▶ Work to complete: Each line below must be printed again exactly.
╭─ Exercise data
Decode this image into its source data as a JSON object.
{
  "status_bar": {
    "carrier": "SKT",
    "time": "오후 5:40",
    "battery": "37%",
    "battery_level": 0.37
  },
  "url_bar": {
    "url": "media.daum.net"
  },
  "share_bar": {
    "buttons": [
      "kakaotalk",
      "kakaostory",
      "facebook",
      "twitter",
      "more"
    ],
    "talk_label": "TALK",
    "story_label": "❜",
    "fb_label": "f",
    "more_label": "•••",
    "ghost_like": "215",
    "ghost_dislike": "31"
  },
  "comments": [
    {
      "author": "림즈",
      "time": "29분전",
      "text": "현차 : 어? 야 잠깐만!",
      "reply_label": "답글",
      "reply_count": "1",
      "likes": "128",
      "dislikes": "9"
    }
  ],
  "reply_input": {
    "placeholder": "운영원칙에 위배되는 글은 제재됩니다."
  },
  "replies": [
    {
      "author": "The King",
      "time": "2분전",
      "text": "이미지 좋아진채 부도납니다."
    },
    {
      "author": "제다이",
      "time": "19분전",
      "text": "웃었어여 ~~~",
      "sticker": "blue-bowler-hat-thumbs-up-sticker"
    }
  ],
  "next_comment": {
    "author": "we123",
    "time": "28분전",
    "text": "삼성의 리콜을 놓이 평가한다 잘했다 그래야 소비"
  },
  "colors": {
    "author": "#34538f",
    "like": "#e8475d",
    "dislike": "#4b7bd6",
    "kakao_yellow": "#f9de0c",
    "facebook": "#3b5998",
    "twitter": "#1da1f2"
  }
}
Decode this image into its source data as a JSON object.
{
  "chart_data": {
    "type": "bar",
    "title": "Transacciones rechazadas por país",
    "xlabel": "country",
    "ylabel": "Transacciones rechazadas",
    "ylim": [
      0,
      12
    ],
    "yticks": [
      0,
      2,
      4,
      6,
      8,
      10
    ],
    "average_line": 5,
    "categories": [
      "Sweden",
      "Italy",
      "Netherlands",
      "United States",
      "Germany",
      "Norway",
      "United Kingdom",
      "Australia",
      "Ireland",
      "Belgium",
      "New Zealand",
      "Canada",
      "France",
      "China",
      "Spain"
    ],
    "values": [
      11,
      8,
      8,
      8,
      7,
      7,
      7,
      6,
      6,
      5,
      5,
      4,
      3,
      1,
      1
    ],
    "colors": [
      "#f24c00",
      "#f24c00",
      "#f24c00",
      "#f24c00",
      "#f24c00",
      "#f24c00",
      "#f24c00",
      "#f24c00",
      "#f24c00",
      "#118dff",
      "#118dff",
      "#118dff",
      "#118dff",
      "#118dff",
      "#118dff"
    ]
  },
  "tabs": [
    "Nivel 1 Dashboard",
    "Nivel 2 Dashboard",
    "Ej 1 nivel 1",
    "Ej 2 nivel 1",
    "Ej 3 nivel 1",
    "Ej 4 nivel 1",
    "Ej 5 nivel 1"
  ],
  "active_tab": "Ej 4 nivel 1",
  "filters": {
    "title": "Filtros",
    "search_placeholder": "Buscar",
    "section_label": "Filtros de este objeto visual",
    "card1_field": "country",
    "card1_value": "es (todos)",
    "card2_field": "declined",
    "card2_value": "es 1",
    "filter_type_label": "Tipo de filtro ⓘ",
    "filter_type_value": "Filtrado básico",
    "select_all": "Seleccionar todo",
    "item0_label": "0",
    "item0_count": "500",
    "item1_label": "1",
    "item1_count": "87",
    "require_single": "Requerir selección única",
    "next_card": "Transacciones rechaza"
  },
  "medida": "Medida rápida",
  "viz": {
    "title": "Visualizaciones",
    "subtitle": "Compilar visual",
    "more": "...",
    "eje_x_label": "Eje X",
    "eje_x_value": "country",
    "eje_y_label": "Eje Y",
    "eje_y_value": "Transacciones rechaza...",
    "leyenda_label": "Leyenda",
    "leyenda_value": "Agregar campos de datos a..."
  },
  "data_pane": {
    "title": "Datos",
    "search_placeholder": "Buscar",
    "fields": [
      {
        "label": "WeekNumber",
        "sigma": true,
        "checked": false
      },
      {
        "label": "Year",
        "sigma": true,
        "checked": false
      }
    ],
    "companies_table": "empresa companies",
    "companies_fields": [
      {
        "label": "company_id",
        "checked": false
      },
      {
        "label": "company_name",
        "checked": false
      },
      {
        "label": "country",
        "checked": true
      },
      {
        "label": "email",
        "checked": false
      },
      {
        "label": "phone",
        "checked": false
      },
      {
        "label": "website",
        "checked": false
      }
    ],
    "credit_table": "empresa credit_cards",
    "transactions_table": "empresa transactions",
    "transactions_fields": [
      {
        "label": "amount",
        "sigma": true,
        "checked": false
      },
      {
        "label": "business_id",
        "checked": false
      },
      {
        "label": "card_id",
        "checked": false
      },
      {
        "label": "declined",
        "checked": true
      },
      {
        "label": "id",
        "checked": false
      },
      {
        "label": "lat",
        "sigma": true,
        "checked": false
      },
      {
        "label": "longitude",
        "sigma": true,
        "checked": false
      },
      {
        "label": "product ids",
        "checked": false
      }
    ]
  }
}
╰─
▶ Solution for this task:
Decode this image into its source data as a JSON object.
{
  "status_bar": {
    "carrier": "SKT",
    "time": "오후 5:40",
    "battery": "37%",
    "battery_level": 0.37
  },
  "url_bar": {
    "url": "media.daum.net"
  },
  "share_bar": {
    "buttons": [
      "kakaotalk",
      "kakaostory",
      "facebook",
      "twitter",
      "more"
    ],
    "talk_label": "TALK",
    "story_label": "❜",
    "fb_label": "f",
    "more_label": "•••",
    "ghost_like": "215",
    "ghost_dislike": "31"
  },
  "comments": [
    {
      "author": "림즈",
      "time": "29분전",
      "text": "현차 : 어? 야 잠깐만!",
      "reply_label": "답글",
      "reply_count": "1",
      "likes": "128",
      "dislikes": "9"
    }
  ],
  "reply_input": {
    "placeholder": "운영원칙에 위배되는 글은 제재됩니다."
  },
  "replies": [
    {
      "author": "The King",
      "time": "2분전",
      "text": "이미지 좋아진채 부도납니다."
    },
    {
      "author": "제다이",
      "time": "19분전",
      "text": "웃었어여 ~~~",
      "sticker": "blue-bowler-hat-thumbs-up-sticker"
    }
  ],
  "next_comment": {
    "author": "we123",
    "time": "28분전",
    "text": "삼성의 리콜을 놓이 평가한다 잘했다 그래야 소비"
  },
  "colors": {
    "author": "#34538f",
    "like": "#e8475d",
    "dislike": "#4b7bd6",
    "kakao_yellow": "#f9de0c",
    "facebook": "#3b5998",
    "twitter": "#1da1f2"
  }
}
Decode this image into its source data as a JSON object.
{
  "chart_data": {
    "type": "bar",
    "title": "Transacciones rechazadas por país",
    "xlabel": "country",
    "ylabel": "Transacciones rechazadas",
    "ylim": [
      0,
      12
    ],
    "yticks": [
      0,
      2,
      4,
      6,
      8,
      10
    ],
    "average_line": 5,
    "categories": [
      "Sweden",
      "Italy",
      "Netherlands",
      "United States",
      "Germany",
      "Norway",
      "United Kingdom",
      "Australia",
      "Ireland",
      "Belgium",
      "New Zealand",
      "Canada",
      "France",
      "China",
      "Spain"
    ],
    "values": [
      11,
      8,
      8,
      8,
      7,
      7,
      7,
      6,
      6,
      5,
      5,
      4,
      3,
      1,
      1
    ],
    "colors": [
      "#f24c00",
      "#f24c00",
      "#f24c00",
      "#f24c00",
      "#f24c00",
      "#f24c00",
      "#f24c00",
      "#f24c00",
      "#f24c00",
      "#118dff",
      "#118dff",
      "#118dff",
      "#118dff",
      "#118dff",
      "#118dff"
    ]
  },
  "tabs": [
    "Nivel 1 Dashboard",
    "Nivel 2 Dashboard",
    "Ej 1 nivel 1",
    "Ej 2 nivel 1",
    "Ej 3 nivel 1",
    "Ej 4 nivel 1",
    "Ej 5 nivel 1"
  ],
  "active_tab": "Ej 4 nivel 1",
  "filters": {
    "title": "Filtros",
    "search_placeholder": "Buscar",
    "section_label": "Filtros de este objeto visual",
    "card1_field": "country",
    "card1_value": "es (todos)",
    "card2_field": "declined",
    "card2_value": "es 1",
    "filter_type_label": "Tipo de filtro ⓘ",
    "filter_type_value": "Filtrado básico",
    "select_all": "Seleccionar todo",
    "item0_label": "0",
    "item0_count": "500",
    "item1_label": "1",
    "item1_count": "87",
    "require_single": "Requerir selección única",
    "next_card": "Transacciones rechaza"
  },
  "medida": "Medida rápida",
  "viz": {
    "title": "Visualizaciones",
    "subtitle": "Compilar visual",
    "more": "...",
    "eje_x_label": "Eje X",
    "eje_x_value": "country",
    "eje_y_label": "Eje Y",
    "eje_y_value": "Transacciones rechaza...",
    "leyenda_label": "Leyenda",
    "leyenda_value": "Agregar campos de datos a..."
  },
  "data_pane": {
    "title": "Datos",
    "search_placeholder": "Buscar",
    "fields": [
      {
        "label": "WeekNumber",
        "sigma": true,
        "checked": false
      },
      {
        "label": "Year",
        "sigma": true,
        "checked": false
      }
    ],
    "companies_table": "empresa companies",
    "companies_fields": [
      {
        "label": "company_id",
        "checked": false
      },
      {
        "label": "company_name",
        "checked": false
      },
      {
        "label": "country",
        "checked": true
      },
      {
        "label": "email",
        "checked": false
      },
      {
        "label": "phone",
        "checked": false
      },
      {
        "label": "website",
        "checked": false
      }
    ],
    "credit_table": "empresa credit_cards",
    "transactions_table": "empresa transactions",
    "transactions_fields": [
      {
        "label": "amount",
        "sigma": true,
        "checked": false
      },
      {
        "label": "business_id",
        "checked": false
      },
      {
        "label": "card_id",
        "checked": false
      },
      {
        "label": "declined",
        "checked": true
      },
      {
        "label": "id",
        "checked": false
      },
      {
        "label": "lat",
        "sigma": true,
        "checked": false
      },
      {
        "label": "longitude",
        "sigma": true,
        "checked": false
      },
      {
        "label": "product ids",
        "checked": false
      }
    ]
  }
}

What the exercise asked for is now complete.